WHAT IS REQUIRED = Copy out the listing below so that each line matches exactly.

────────────────────────────────────────

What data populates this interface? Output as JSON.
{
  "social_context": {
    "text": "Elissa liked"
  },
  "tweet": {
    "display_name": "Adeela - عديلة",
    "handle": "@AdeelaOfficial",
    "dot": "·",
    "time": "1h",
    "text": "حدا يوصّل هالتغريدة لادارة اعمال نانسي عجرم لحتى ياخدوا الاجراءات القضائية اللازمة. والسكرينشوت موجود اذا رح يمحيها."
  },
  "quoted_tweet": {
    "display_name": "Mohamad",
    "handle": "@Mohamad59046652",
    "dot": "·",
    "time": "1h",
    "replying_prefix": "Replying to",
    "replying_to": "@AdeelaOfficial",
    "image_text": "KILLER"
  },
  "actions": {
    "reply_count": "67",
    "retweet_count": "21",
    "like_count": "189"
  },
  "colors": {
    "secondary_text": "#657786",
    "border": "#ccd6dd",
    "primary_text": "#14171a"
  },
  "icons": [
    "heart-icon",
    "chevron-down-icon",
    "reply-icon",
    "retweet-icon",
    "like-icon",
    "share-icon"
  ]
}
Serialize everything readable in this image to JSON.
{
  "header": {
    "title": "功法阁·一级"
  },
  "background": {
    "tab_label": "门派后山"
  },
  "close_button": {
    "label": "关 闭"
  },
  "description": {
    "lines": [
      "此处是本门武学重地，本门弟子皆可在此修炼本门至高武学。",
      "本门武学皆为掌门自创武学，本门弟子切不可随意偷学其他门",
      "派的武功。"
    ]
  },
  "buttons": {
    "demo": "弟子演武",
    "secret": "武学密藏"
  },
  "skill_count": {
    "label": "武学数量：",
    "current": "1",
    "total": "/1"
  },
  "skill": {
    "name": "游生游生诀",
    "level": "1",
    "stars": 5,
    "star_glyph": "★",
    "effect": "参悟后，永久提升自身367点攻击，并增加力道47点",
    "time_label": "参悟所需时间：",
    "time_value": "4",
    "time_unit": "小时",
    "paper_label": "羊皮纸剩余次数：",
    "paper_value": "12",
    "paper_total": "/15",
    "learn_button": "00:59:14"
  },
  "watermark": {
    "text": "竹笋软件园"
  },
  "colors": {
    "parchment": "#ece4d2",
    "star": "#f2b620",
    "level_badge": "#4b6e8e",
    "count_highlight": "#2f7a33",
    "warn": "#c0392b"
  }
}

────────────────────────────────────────

EXERCISE ANSWER =
What data populates this interface? Output as JSON.
{
  "social_context": {
    "text": "Elissa liked"
  },
  "tweet": {
    "display_name": "Adeela - عديلة",
    "handle": "@AdeelaOfficial",
    "dot": "·",
    "time": "1h",
    "text": "حدا يوصّل هالتغريدة لادارة اعمال نانسي عجرم لحتى ياخدوا الاجراءات القضائية اللازمة. والسكرينشوت موجود اذا رح يمحيها."
  },
  "quoted_tweet": {
    "display_name": "Mohamad",
    "handle": "@Mohamad59046652",
    "dot": "·",
    "time": "1h",
    "replying_prefix": "Replying to",
    "replying_to": "@AdeelaOfficial",
    "image_text": "KILLER"
  },
  "actions": {
    "reply_count": "67",
    "retweet_count": "21",
    "like_count": "189"
  },
  "colors": {
    "secondary_text": "#657786",
    "border": "#ccd6dd",
    "primary_text": "#14171a"
  },
  "icons": [
    "heart-icon",
    "chevron-down-icon",
    "reply-icon",
    "retweet-icon",
    "like-icon",
    "share-icon"
  ]
}
Serialize everything readable in this image to JSON.
{
  "header": {
    "title": "功法阁·一级"
  },
  "background": {
    "tab_label": "门派后山"
  },
  "close_button": {
    "label": "关 闭"
  },
  "description": {
    "lines": [
      "此处是本门武学重地，本门弟子皆可在此修炼本门至高武学。",
      "本门武学皆为掌门自创武学，本门弟子切不可随意偷学其他门",
      "派的武功。"
    ]
  },
  "buttons": {
    "demo": "弟子演武",
    "secret": "武学密藏"
  },
  "skill_count": {
    "label": "武学数量：",
    "current": "1",
    "total": "/1"
  },
  "skill": {
    "name": "游生游生诀",
    "level": "1",
    "stars": 5,
    "star_glyph": "★",
    "effect": "参悟后，永久提升自身367点攻击，并增加力道47点",
    "time_label": "参悟所需时间：",
    "time_value": "4",
    "time_unit": "小时",
    "paper_label": "羊皮纸剩余次数：",
    "paper_value": "12",
    "paper_total": "/15",
    "learn_button": "00:59:14"
  },
  "watermark": {
    "text": "竹笋软件园"
  },
  "colors": {
    "parchment": "#ece4d2",
    "star": "#f2b620",
    "level_badge": "#4b6e8e",
    "count_highlight": "#2f7a33",
    "warn": "#c0392b"
  }
}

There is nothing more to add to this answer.